A maypole topped by a heavy metal weather cock stands at the centre of the Green, sited on a small mound known as Butt Hill. Such maypoles are a common feature of villages in the Eden valley and there has been a maypole on this site in Milburn for at least 150 years. The present Maypole was erected in 2014. when the previous maypole was declared unsafe.
Howgill Castle, a fortified manor house lies around 1 km to the east of the village. It was built by John de Lancaster in 1354. It is defended to the north west by a deep ravine and commands extensive views. The original structure is more or less completely disguised by substantial seventeenth century modifications, but inside the shell created by this later work lie two three storey towers, each 64 feet by 33 feet with walls about 9/10 feet thick connected by a wall. This wall contains two flights of stairs providing communication between the towers.
St. Cuthbert's Church
The medieval sandstone church of St Cuthbert stands in fields above the deep ravine of Stank Beck around half a kilometre (1/4 of a mile) to the south west of the village and is accessed via a road through the fields.
Although the stonework of the chancel is considered to be Norman, it is claimed that the body of St Cuthbert rested here in 876 when monks from Lindisfarne fleeing Viking raiders toured the county bearing the holy relics of the saint with them. It is therefore possible that a previous Anglo-Saxon church occupied the site of the present building.
The cult of St.Cuthbert was a popular one in late Saxon times and pilgrims flocked to his shrine at Lindisfarne shrine. On 8th June 793, the Vikings launched an attack on the monastery, some of the monks were slain, younger monks and boys were taken away to be sold as slaves. Gold and silver was pillaged and the monastery burnt. The body of the revered saint, together with other relics and treasures including the Lindisfarne Gospels, were carried by the monks and villagers onto the mainland. They wandered for a full seven years, until 883, when they were given a church at Chester-le-Street, near Durham.
The small and simple Grade I listed church was extensively restored in 1894 and consists of a nave, chancel and south aisle, part of which is now the porch and vestry.
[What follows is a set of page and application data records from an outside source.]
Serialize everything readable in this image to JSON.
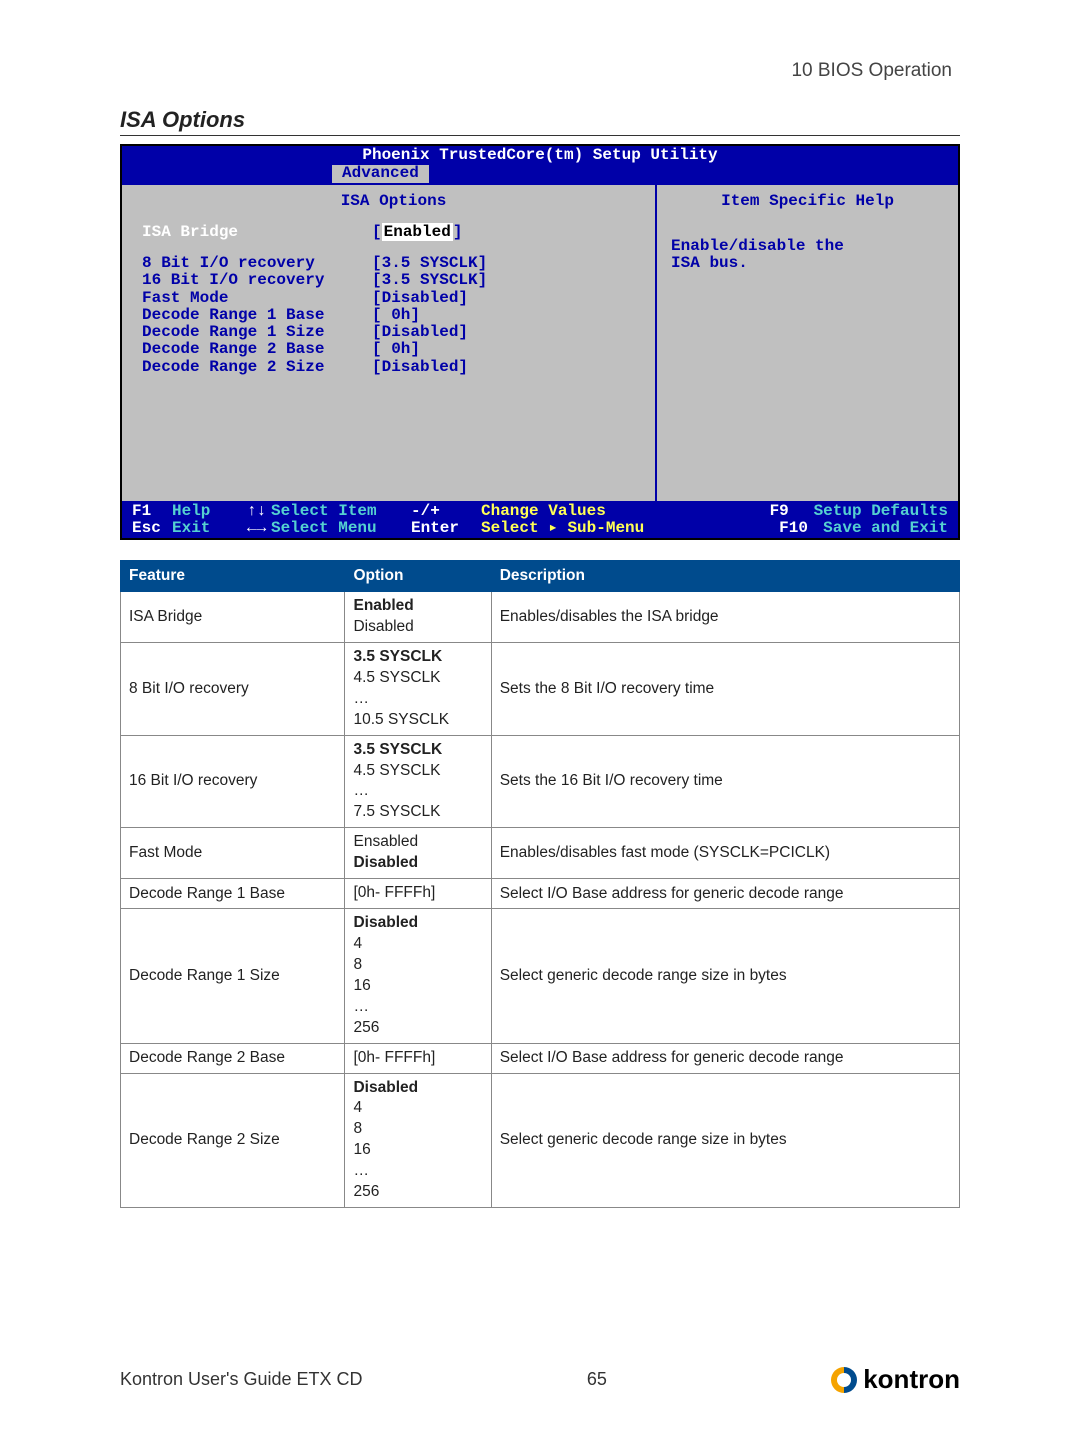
{
  "header": {
    "chapter": "10 BIOS Operation"
  },
  "section": {
    "title": "ISA Options"
  },
  "bios": {
    "title": "Phoenix TrustedCore(tm) Setup Utility",
    "active_tab": "Advanced",
    "left_title": "ISA Options",
    "right_title": "Item Specific Help",
    "help_line1": "Enable/disable the",
    "help_line2": "ISA bus.",
    "rows": {
      "r0_label": "ISA Bridge",
      "r0_val": "Enabled",
      "r1_label": "8  Bit I/O recovery",
      "r1_val": "[3.5 SYSCLK]",
      "r2_label": "16 Bit I/O recovery",
      "r2_val": "[3.5 SYSCLK]",
      "r3_label": "Fast Mode",
      "r3_val": "[Disabled]",
      "r4_label": "Decode Range 1 Base",
      "r4_val": "[   0h]",
      "r5_label": "Decode Range 1 Size",
      "r5_val": "[Disabled]",
      "r6_label": "Decode Range 2 Base",
      "r6_val": "[   0h]",
      "r7_label": "Decode Range 2 Size",
      "r7_val": "[Disabled]"
    },
    "footer": {
      "f1_k": "F1",
      "f1_t": "Help",
      "f1_a": "↑↓",
      "f1_l": "Select Item",
      "f1_m": "-/+",
      "f1_n": "Change Values",
      "f1_p": "F9",
      "f1_q": "Setup Defaults",
      "f2_k": "Esc",
      "f2_t": "Exit",
      "f2_a": "←→",
      "f2_l": "Select Menu",
      "f2_m": "Enter",
      "f2_n": "Select ▸ Sub-Menu",
      "f2_p": "F10",
      "f2_q": "Save and Exit"
    }
  },
  "table": {
    "h1": "Feature",
    "h2": "Option",
    "h3": "Description",
    "r1f": "ISA Bridge",
    "r1o1": "Enabled",
    "r1o2": "Disabled",
    "r1d": "Enables/disables the ISA bridge",
    "r2f": "8 Bit I/O recovery",
    "r2o1": "3.5 SYSCLK",
    "r2o2": "4.5 SYSCLK",
    "r2o3": "…",
    "r2o4": "10.5 SYSCLK",
    "r2d": "Sets the 8 Bit I/O recovery time",
    "r3f": "16 Bit I/O recovery",
    "r3o1": "3.5 SYSCLK",
    "r3o2": "4.5 SYSCLK",
    "r3o3": "…",
    "r3o4": "7.5 SYSCLK",
    "r3d": "Sets the 16 Bit I/O recovery time",
    "r4f": "Fast Mode",
    "r4o1": "Ensabled",
    "r4o2": "Disabled",
    "r4d": "Enables/disables fast mode (SYSCLK=PCICLK)",
    "r5f": "Decode Range 1 Base",
    "r5o": "[0h- FFFFh]",
    "r5d": "Select I/O Base address for generic decode range",
    "r6f": "Decode Range 1 Size",
    "r6o1": "Disabled",
    "r6o2": "4",
    "r6o3": "8",
    "r6o4": "16",
    "r6o5": "…",
    "r6o6": "256",
    "r6d": "Select generic decode range size in bytes",
    "r7f": "Decode Range 2 Base",
    "r7o": "[0h- FFFFh]",
    "r7d": "Select I/O Base address for generic decode range",
    "r8f": "Decode Range 2 Size",
    "r8o1": "Disabled",
    "r8o2": "4",
    "r8o3": "8",
    "r8o4": "16",
    "r8o5": "…",
    "r8o6": "256",
    "r8d": "Select generic decode range size in bytes"
  },
  "footer": {
    "guide": "Kontron User's Guide ETX CD",
    "page": "65",
    "brand": "kontron"
  }
}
There is a small bellcote and an ancient stained glass window has survived in the transept.
The south door dates to the late Norman era and a number of decorated stones of Norman date are set into the exterior of the south wall.